There are lots of good restaurants in Rome, and you are rarely disappointed. However I have never been tempted by the restaurants close to Termini - they look too much like tourist traps where they don't count on you returning anyway. There are lots of guidebooks and sites on the web, if you want advice. Family run places are usually good and fairly cheap. The best advice everywhere is to find out where the locals eat.
Usually you must pay a cover charge ("coperto"), so add ½ to 1½ € to the price on the menu. If the place is popular it is a good idea (sometimes mandatory) to make a reservation.
If you want an impression of the restaurants in your neighbourhood, www.menudiroma.com is a good website. You can search 'geographically' (Zona), on type of cuisine (Cucina) and price level (Prezzi). The restaurants are not reviewed, but there are short presentations. It is in Italian, but try none the less - you will be surprised by how much you understand!
Normally tips are included at restaurants, but it is not unusual to pay a round figure or leave some coins as thanks for good service (if it was good!).
Rome has excellent drinking water from the mountains.
There are so many that I will not list them here. Buy or borrow a book or search the web! A good place to start is Lonely Planet or my Roman links pages 2003 and 2005.
Banks and Money
The banks opening hours are usually 08:30-13:30 and 15:30-19:30 Monday to Friday. Remember your passport if you want to draw cash in the bank. There are lots of ATMs that accept the usual credit cards like MasterCard, Visa and Diners Club.
EU citizens must carry valid identification when in Italy - for instance an identity card. Non EU citizens must carry a passport. Personally I don't like to carry my passport around (pickpockets etc.). Instead I hope a photocopy and driver's license will suffice.
Shopaholics must love Rome. There are markets and luxury shops galore. I don't shop a lot, on the contrary, but we always bring two things back home: parmesan cheese and porcini mushrooms.
Italy is home to the parmesan cheese, and you can buy matured (2-3 years) cheese at a reasonable price.
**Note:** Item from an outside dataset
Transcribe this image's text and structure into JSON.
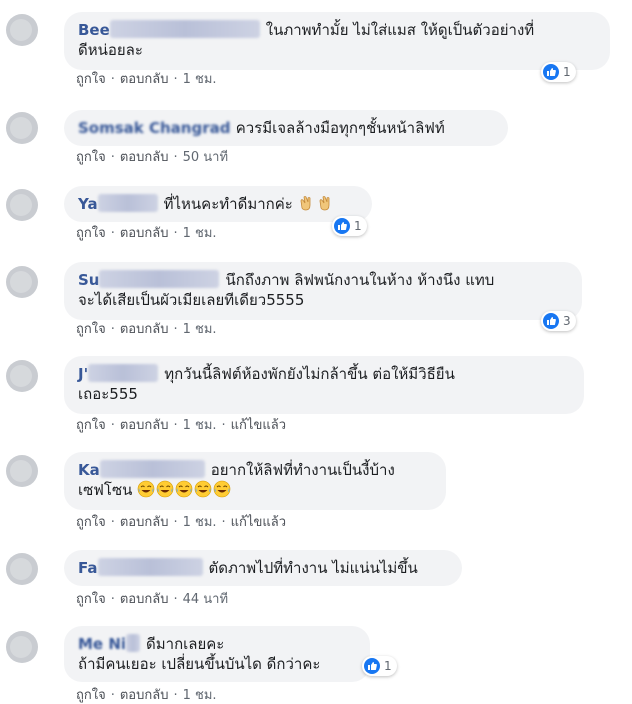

Dried porcini mushrooms are used a lot in Italian food. They have a really intense flavour and can give many dishes an extra twist and are much cheaper than in Denmark. A bag with a 100 grammes, which is quite much, will typically cost you 10-14 euro. The ideal low weight souvenir for air travel.
Receipts and Control
In Italy you must get a receipt whenever you buy something. Sometimes the tax authorities check customers, and if they don't have a receipt, the shop owner will be fined for tax evasion. If you don't get a receipt, you can be pretty sure it is tax evasion.
In public transport like buses and trains ticket controls are frequent. If you don't have a valid ticket you will be fined.
I have heard about ticket scams. If you are quite sure your ticket is valid then ask to see some ID and write down the name etc. You can refuse to pay here and now (the law does not demand that you carry money), and if the person in question begins to bargain and reduce the amount, you can be pretty certain it is a scam. Don't be fooled by a uniform and official looks.
Like in every big city one must be aware of pickpockets in Rome. Their preferred hunting grounds are buses, trains or any place with many people. Use common sense, be alert and don't bring more money than you can spare!
In Italy's tourist spots international brands are often offered at bargain prices: bags, watches, sunglasses etc.
Don't buy faked goods! It is considered equally bad as buying stolen goods, and if you are caught, the fine can be very high. In 2006 there was a story in the Danish newspapers about a Danish tourist who was fined 10.000 € for buying a pair of faked sunglasses.
Literature and Links
There are tonnes of books about Rome and its history. More unusual are the detective stories by Steven Saylor taking place in ancient Rome and Italy.
And then of course you can read my travelogues:
We have visited Rome several times since then, but those travelogues are in Danish only.
To Top - Travelogues Index - Other facts pages
Updated 9th February 2014